(Data about app and page elements)
__________

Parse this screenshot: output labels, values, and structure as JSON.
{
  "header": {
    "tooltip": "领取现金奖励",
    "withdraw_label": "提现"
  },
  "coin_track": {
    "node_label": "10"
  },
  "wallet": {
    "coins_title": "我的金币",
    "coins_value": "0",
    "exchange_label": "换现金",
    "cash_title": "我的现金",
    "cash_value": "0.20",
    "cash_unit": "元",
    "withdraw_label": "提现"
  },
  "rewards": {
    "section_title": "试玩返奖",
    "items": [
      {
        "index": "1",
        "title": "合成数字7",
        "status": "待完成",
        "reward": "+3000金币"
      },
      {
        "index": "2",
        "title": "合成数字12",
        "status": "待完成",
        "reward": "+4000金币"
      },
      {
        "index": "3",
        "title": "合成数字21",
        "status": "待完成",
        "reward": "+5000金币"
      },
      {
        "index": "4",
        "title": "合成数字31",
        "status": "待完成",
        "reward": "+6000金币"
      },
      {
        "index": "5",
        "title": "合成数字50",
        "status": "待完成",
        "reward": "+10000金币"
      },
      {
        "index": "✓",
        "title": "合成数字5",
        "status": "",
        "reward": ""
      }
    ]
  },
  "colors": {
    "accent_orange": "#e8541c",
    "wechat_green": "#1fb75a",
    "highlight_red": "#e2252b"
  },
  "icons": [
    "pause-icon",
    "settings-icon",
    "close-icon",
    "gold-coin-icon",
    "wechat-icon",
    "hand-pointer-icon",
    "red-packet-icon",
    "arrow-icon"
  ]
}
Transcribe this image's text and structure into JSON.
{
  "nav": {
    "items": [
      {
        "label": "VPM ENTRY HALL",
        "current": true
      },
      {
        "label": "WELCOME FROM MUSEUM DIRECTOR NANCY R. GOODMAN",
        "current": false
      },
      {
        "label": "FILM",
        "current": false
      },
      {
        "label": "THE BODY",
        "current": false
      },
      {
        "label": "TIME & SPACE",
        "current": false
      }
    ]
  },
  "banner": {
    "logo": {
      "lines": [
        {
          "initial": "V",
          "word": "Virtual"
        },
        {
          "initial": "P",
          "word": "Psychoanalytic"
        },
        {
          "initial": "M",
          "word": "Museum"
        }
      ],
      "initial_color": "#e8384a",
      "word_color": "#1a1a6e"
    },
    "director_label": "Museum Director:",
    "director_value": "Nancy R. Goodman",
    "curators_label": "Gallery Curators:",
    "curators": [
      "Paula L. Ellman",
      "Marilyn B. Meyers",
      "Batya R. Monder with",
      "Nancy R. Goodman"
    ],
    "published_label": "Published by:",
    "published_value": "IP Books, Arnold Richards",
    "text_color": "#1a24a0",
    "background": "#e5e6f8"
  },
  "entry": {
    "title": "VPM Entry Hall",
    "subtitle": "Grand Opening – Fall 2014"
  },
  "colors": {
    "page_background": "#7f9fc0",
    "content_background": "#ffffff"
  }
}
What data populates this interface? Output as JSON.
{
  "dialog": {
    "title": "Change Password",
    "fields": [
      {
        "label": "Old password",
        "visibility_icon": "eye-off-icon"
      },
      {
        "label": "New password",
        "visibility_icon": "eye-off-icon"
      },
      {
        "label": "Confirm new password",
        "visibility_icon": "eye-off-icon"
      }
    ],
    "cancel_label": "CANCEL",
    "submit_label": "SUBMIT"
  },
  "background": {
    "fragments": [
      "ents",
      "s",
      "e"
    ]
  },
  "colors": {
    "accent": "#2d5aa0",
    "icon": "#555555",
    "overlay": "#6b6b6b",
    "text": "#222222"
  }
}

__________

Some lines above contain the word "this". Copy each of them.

- [Solution below]
Parse this screenshot: output labels, values, and structure as JSON.
Transcribe this image's text and structure into JSON.
What data populates this interface? Output as JSON.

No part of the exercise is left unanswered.